Headwater streams are known to have an impact on higher order river systems downstream; therefore, it is important to monitor their water quality. The United States Army is mandated to ensure their training activities do not have a negative impact on freshwater biotic communities and the overall water chemistry. The goals of this study include: (1) to quantify the long-term effects of military land management practices on headwater stream biodiversity in western Louisiana using biological indices and (2) to measure changes in fish and macroinvertebrate assemblages over time using multivariate techniques. Because the natural disturbance regime in these streams is more ‘harsh,’ it was expected that anthropogenic disturbances would have less of an impact on the fish and macroinvertebrate assemblages. Also, because insects at different life history stages can choose breeding sites based on environmental conditions at a stream locality and have the potential to cross drainage basin boundaries, it was anticipated that macroinvertebrate assemblages would not vary statistically between drainages. In contrast, most fish species are constrained to their historically defined drainage basins; therefore, it was predicted that environmental factors relating to both year and drainage would affect fish assemblage composition. From 2001 to 2016, 19 streams from the Calcasieu, Red, and Sabine River drainages were sampled to determine the structure of fish and macroinvertebrate assemblages. Over 15,000 macroinvertebrates and 3,000 fish were collected and analyzed. As predicted, macroinvertebrate water quality scores did not differ across drainage basins, and multivariate analysis confirmed this pattern. In contrast, fish water quality scores did differ across drainage basins; again, this pattern was confirmed by multivariate analysis, also supporting the original hypothesis. Overall, when the trends across years are examined, community structure of fish and macroinvertebrates in these streams are quite stable. These long-term datasets are important from a conservation perspective to understand how humans are impacting aquatic ecosystems.

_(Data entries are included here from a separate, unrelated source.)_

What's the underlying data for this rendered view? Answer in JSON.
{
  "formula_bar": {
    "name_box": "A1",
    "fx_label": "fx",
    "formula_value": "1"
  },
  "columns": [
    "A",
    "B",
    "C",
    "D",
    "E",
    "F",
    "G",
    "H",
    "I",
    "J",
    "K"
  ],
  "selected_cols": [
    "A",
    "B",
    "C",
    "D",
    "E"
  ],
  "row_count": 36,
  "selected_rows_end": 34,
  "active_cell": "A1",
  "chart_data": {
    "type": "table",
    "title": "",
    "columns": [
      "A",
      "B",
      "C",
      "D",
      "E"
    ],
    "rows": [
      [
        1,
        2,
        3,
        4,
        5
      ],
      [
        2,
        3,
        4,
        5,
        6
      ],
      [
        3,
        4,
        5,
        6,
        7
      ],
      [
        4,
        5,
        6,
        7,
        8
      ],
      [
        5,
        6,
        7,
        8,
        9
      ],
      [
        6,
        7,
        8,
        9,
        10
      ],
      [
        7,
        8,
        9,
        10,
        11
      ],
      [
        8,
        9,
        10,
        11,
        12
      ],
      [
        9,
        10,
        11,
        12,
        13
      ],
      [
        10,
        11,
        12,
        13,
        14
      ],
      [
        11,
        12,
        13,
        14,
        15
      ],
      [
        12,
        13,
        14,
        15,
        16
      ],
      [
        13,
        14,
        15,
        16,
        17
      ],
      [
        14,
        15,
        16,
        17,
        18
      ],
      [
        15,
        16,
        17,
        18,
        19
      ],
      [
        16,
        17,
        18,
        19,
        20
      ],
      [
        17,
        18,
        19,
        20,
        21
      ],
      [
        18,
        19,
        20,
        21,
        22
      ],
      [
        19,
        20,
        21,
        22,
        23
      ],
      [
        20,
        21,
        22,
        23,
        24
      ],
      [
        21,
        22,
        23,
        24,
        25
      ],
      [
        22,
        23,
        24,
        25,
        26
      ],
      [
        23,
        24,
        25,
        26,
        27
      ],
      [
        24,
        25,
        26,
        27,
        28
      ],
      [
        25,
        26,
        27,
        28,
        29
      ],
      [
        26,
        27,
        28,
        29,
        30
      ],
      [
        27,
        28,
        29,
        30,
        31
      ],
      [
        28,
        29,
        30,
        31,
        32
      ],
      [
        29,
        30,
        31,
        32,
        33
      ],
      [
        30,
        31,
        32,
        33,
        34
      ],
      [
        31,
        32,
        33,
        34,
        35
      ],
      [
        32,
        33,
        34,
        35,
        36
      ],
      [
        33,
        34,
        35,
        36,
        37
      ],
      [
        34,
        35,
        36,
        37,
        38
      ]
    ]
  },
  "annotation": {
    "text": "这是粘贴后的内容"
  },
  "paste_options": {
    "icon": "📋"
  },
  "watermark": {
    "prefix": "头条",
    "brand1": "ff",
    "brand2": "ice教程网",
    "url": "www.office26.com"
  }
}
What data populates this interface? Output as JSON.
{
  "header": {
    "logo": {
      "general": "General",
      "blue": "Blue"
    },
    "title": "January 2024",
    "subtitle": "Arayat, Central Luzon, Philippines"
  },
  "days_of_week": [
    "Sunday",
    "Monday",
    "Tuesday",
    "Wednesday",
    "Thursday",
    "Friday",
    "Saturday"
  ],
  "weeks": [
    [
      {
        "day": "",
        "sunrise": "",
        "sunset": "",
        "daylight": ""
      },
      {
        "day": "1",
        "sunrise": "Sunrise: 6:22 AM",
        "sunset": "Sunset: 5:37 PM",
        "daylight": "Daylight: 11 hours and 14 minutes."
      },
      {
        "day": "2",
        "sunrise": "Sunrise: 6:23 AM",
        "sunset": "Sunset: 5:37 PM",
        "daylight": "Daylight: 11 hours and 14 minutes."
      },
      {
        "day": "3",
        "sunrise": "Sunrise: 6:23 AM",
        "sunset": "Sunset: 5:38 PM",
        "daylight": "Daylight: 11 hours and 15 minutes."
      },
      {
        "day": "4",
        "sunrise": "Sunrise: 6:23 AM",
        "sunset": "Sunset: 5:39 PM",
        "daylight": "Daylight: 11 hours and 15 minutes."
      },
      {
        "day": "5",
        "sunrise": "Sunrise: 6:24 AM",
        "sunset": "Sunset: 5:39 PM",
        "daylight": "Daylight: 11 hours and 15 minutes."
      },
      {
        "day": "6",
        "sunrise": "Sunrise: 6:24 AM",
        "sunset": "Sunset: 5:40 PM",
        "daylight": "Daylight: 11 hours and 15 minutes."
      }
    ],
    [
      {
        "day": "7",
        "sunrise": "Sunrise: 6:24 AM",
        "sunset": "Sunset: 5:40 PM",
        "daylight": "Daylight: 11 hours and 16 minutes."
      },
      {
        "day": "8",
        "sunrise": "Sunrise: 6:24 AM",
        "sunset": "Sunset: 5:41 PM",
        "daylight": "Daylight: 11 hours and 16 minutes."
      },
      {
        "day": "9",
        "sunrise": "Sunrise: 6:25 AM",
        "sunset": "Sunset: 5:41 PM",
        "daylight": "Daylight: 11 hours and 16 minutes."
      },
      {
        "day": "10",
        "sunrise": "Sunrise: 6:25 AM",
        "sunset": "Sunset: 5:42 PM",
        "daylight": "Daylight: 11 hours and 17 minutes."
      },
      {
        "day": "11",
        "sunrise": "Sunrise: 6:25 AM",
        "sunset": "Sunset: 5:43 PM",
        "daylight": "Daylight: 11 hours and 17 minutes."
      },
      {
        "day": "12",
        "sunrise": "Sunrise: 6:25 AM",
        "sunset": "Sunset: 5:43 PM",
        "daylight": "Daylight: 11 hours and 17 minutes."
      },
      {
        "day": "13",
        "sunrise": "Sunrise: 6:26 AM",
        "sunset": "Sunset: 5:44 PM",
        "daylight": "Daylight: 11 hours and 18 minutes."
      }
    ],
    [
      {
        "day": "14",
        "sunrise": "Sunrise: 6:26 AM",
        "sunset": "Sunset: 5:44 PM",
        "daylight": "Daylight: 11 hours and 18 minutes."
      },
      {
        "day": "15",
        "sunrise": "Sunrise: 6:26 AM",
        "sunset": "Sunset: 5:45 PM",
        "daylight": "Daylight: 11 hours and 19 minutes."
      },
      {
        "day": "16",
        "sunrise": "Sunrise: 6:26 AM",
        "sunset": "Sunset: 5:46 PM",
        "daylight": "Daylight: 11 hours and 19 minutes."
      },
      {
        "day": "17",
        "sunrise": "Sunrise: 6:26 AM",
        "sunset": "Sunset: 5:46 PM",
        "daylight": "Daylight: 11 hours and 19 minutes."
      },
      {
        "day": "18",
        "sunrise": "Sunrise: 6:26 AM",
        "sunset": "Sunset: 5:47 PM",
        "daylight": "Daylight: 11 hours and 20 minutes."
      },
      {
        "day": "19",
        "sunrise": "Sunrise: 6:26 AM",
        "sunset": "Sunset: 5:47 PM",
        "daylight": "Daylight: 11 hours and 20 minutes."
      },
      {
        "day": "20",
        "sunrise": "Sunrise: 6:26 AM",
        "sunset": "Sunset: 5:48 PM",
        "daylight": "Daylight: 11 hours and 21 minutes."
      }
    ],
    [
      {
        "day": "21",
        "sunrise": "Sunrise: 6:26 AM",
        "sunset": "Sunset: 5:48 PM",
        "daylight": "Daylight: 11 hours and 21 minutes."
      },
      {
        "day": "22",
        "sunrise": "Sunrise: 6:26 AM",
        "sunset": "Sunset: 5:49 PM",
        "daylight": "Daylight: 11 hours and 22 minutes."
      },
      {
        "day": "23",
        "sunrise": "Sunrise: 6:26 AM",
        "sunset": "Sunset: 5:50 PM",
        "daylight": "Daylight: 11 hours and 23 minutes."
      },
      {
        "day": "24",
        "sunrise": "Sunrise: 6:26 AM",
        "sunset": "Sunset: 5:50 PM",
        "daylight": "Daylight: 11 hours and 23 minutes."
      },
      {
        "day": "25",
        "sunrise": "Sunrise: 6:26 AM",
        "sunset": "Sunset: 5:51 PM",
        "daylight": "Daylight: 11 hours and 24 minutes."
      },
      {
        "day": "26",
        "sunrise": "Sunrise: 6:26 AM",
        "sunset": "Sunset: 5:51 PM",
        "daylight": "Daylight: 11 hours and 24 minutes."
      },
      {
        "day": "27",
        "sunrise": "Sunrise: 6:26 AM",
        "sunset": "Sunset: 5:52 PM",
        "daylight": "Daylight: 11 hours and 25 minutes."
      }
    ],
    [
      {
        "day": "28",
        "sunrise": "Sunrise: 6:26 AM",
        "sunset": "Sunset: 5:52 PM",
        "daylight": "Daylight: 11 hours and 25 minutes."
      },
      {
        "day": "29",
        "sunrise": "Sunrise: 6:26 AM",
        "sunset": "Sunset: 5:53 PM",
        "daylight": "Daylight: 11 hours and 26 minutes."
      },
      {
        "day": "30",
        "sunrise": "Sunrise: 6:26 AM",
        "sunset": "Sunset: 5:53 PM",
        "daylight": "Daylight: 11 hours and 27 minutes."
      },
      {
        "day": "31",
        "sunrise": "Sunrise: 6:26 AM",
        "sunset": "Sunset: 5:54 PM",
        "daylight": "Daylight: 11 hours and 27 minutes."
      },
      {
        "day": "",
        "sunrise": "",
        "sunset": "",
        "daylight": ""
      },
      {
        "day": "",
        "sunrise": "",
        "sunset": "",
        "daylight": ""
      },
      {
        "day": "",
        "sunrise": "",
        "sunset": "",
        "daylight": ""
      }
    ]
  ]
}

Date of publication

Spring 6-5-2017

Document Type




Persistent identifier


Committee members

Lance Williams, Marsha Williams, Kate Hertweck, Josh Banta


Master of Science in Biology

Included in

Biology Commons